Impact For testing the algorithms developed in this research, music/speech annotations were created for a corpus of 360 world music recordings and melody contours were annotated for a set of 30 world music recordings. Other outcomes of this visit included the representation of music metadata using graphs, in particular hypergraphs, and the application of community detection algorithms to identify meaningful partitions of the graph. Maria and collaborators developed a software package and an interactive visualisation for characterisation of singing styles in world music. She also developed methods for the representation of music metadata using graphs, in particular hypergraphs, and the application of community detection algorithms to identify meaningful partitions of the graph. Maria collaborated with faculty and students in the Music Research Lab at NYU, as evidenced by the co-authored paper listed below: M. Panteli, R. Bittner, J. P. Bello, and S. Dixon, "Towards the Characterization of Singing Styles in World Music," IEEE International Conference on Acoustics, Speech and Signal Processing, submitted.
Start Year 2016
 
Title QM Live Music Lab 
Description Suite of software usable in live performance which is based on our research methods 
Type Of Technology Software 
Year Produced 2011 
Open Source License? Yes  
Impact Stark co-founded start-up Codasign 
URL http://livemusiclab.eecs.qmul.ac.uk/
 
Title SMALLbox 
Description Matlab toolbox for processing signals using adaptive sparse structured representations 
Type Of Technology Software 
Year Produced 2010 
Open Source License? Yes  
Impact Continued by sister FP7 project. Toolbox downloaded over 20,000 times. 
URL https://code.soundsoftware.ac.uk/projects/smallbox
 
Title real-time music transcription 
Description An open-source VAMP plugin version of a real-time music transcription algorithm. 
Type Of Technology Software 
Year Produced 2009 
Impact This was the first of its kind. It has resulted in 1000s of downloads, and has been used in further research at other institutions. 
 
Description Invited talk at industry convention 
Form Of Engagement Activity A talk or presentation
Part Of Official Scheme? No
Geographic Reach International
Primary Audience Professional Practitioners
Results and Impact Raised the profile of C4DM and its research to the audio engineering community of Latin America

Further invitations for talks and leading workshops at AES conventions. Discussion of this new emerging field in industry trade magazines and journals.
Year(s) Of Engagement Activity 2010
 
Description Networking at Audio Engineering Society Convention 
Form Of Engagement Activity Participation in an activity, workshop or similar
Part Of Official Scheme? No
Geographic Reach International
Primary Audience Professional Practitioners

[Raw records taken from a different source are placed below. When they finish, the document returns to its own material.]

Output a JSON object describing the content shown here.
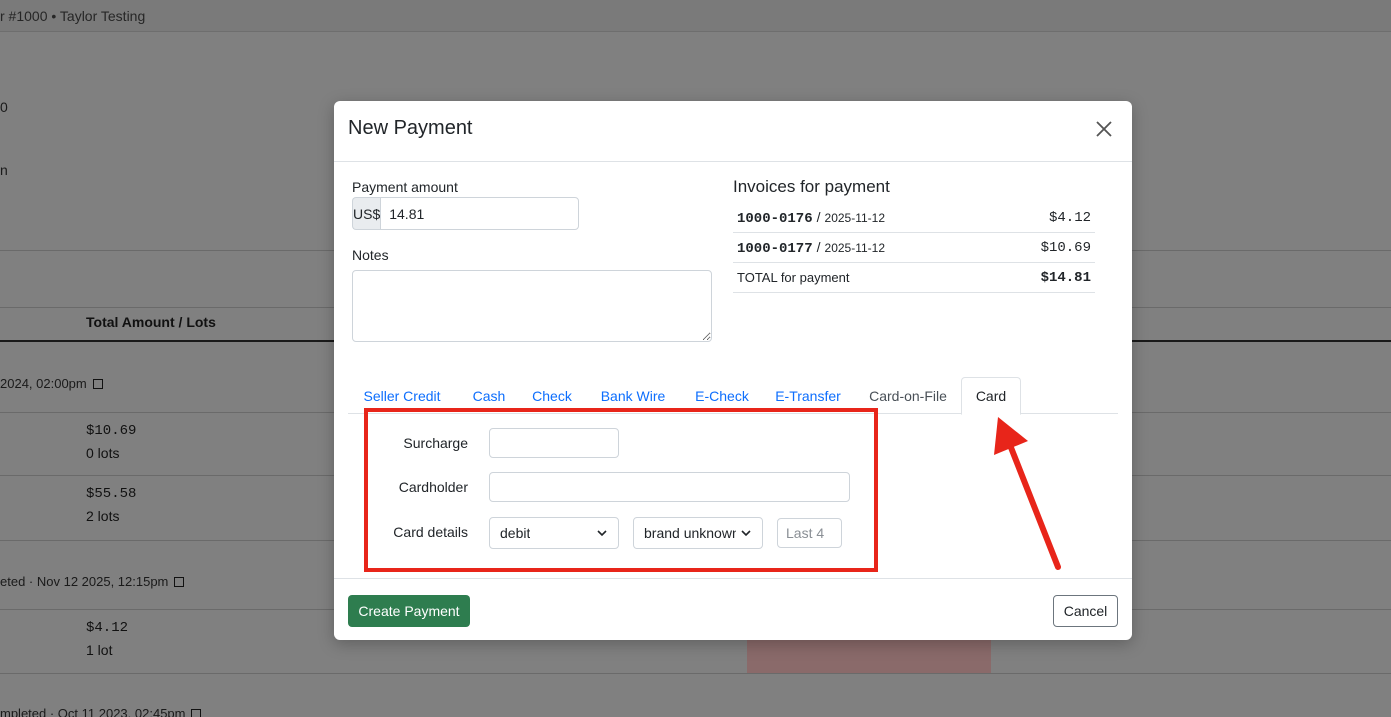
{
  "background": {
    "header_text": "r #1000 • Taylor Testing",
    "fragments": [
      "0",
      "n"
    ],
    "table_header": "Total Amount / Lots",
    "meta1": "2024, 02:00pm",
    "rows": [
      {
        "amount": "$10.69",
        "lots": "0 lots"
      },
      {
        "amount": "$55.58",
        "lots": "2 lots"
      }
    ],
    "meta2": "eted · Nov 12 2025, 12:15pm",
    "rows2": [
      {
        "amount": "$4.12",
        "lots": "1 lot"
      }
    ],
    "meta3": "mpleted · Oct 11 2023, 02:45pm"
  },
  "modal": {
    "title": "New Payment",
    "payment_amount_label": "Payment amount",
    "currency": "US$",
    "amount_value": "14.81",
    "notes_label": "Notes",
    "notes_value": "",
    "invoices_title": "Invoices for payment",
    "invoices": [
      {
        "id": "1000-0176",
        "sep": "/",
        "date": "2025-11-12",
        "amount": "$4.12"
      },
      {
        "id": "1000-0177",
        "sep": "/",
        "date": "2025-11-12",
        "amount": "$10.69"
      }
    ],
    "total_label": "TOTAL for payment",
    "total_amount": "$14.81",
    "tabs": [
      "Seller Credit",
      "Cash",
      "Check",
      "Bank Wire",
      "E-Check",
      "E-Transfer",
      "Card-on-File",
      "Card"
    ],
    "active_tab": "Card",
    "form": {
      "surcharge_label": "Surcharge",
      "surcharge_value": "",
      "cardholder_label": "Cardholder",
      "cardholder_value": "",
      "card_details_label": "Card details",
      "card_type": "debit",
      "card_brand": "brand unknown",
      "last4_placeholder": "Last 4"
    },
    "create_button": "Create Payment",
    "cancel_button": "Cancel"
  },
  "colors": {
    "link": "#0d6efd",
    "create_button": "#2e7d4f",
    "annotation": "#e8251a"
  }
}
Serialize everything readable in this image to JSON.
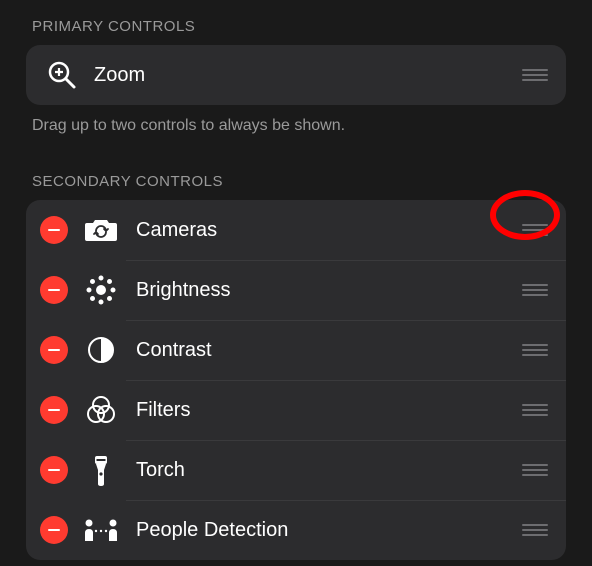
{
  "primarySection": {
    "header": "PRIMARY CONTROLS",
    "items": [
      {
        "label": "Zoom",
        "icon": "zoom-icon"
      }
    ],
    "hint": "Drag up to two controls to always be shown."
  },
  "secondarySection": {
    "header": "SECONDARY CONTROLS",
    "items": [
      {
        "label": "Cameras",
        "icon": "camera-switch-icon"
      },
      {
        "label": "Brightness",
        "icon": "brightness-icon"
      },
      {
        "label": "Contrast",
        "icon": "contrast-icon"
      },
      {
        "label": "Filters",
        "icon": "filters-icon"
      },
      {
        "label": "Torch",
        "icon": "torch-icon"
      },
      {
        "label": "People Detection",
        "icon": "people-detection-icon"
      }
    ]
  }
}
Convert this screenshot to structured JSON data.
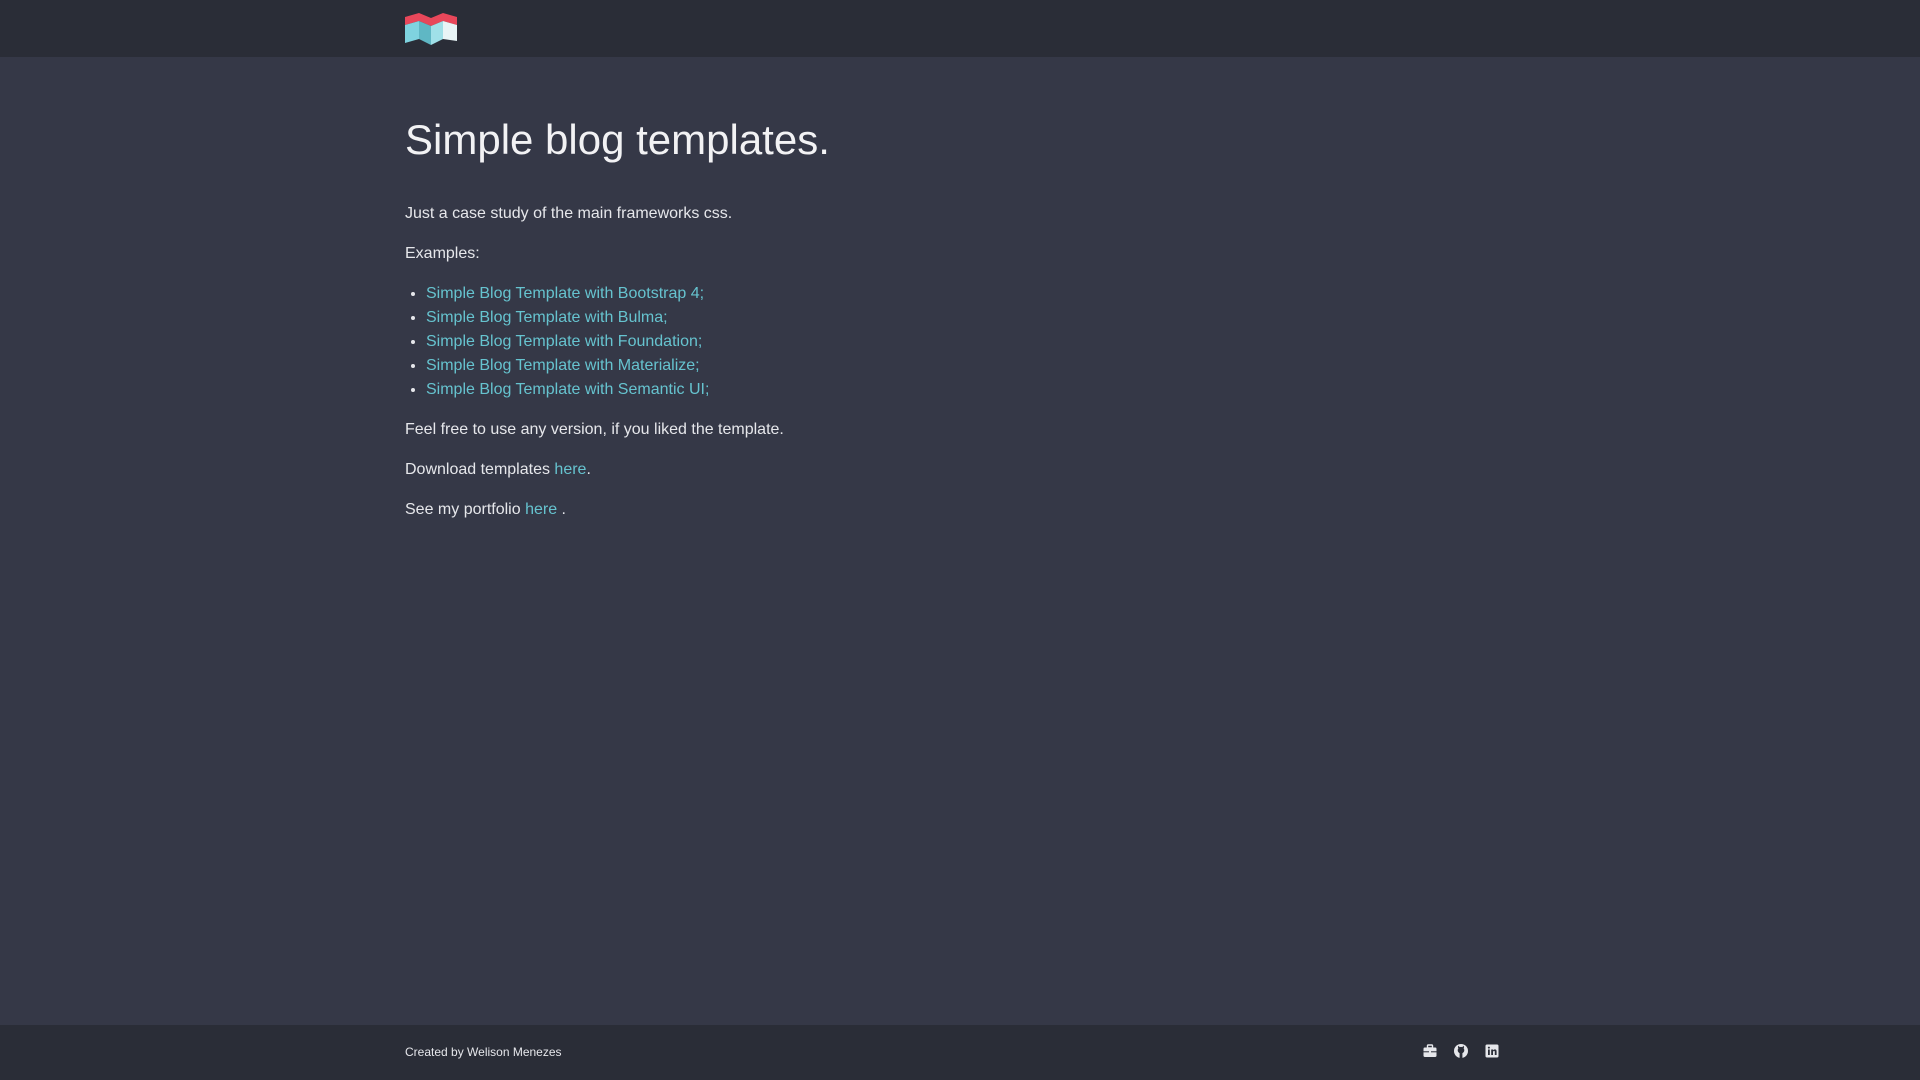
{
  "header": {
    "logo_icon": "m-logo-icon",
    "colors": {
      "background": "#2a2d37",
      "logo_red": "#e8475a",
      "logo_teal": "#7fd3df"
    }
  },
  "main": {
    "title": "Simple blog templates.",
    "intro": "Just a case study of the main frameworks css.",
    "examples_label": "Examples:",
    "examples": [
      "Simple Blog Template with Bootstrap 4;",
      "Simple Blog Template with Bulma;",
      "Simple Blog Template with Foundation;",
      "Simple Blog Template with Materialize;",
      "Simple Blog Template with Semantic UI;"
    ],
    "feel_free": "Feel free to use any version, if you liked the template.",
    "download_prefix": "Download templates ",
    "download_link": "here",
    "download_suffix": ".",
    "portfolio_prefix": "See my portfolio ",
    "portfolio_link": "here",
    "portfolio_suffix": " .",
    "colors": {
      "background": "#353847",
      "link": "#66c3cf",
      "text": "#e6e7eb"
    }
  },
  "footer": {
    "created_by": "Created by Welison Menezes",
    "icons": [
      "briefcase-icon",
      "github-icon",
      "linkedin-icon"
    ]
  }
}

Results and Impact Reiss and Perez attended the 123rd AES Convention (New York, 2007) to explore collaborative research and exploitation possibilities of their automatic mixing technology. The discussions led to follow-up meetings and collaborations, described below.

This led to new links with DTS (and a subsequent return visit), Sony Entertainment, Midas Klark Teknik, and Wolfson Electronics. Other discussion with Djurek et al (U of Zagreb) led to an AES convention paper and a journal paper in JASA (Reiss et al, 2008a;b).
This trip was a major contributor to the creation of the spin-off company MixGenius.
Year(s) Of Engagement Activity 2007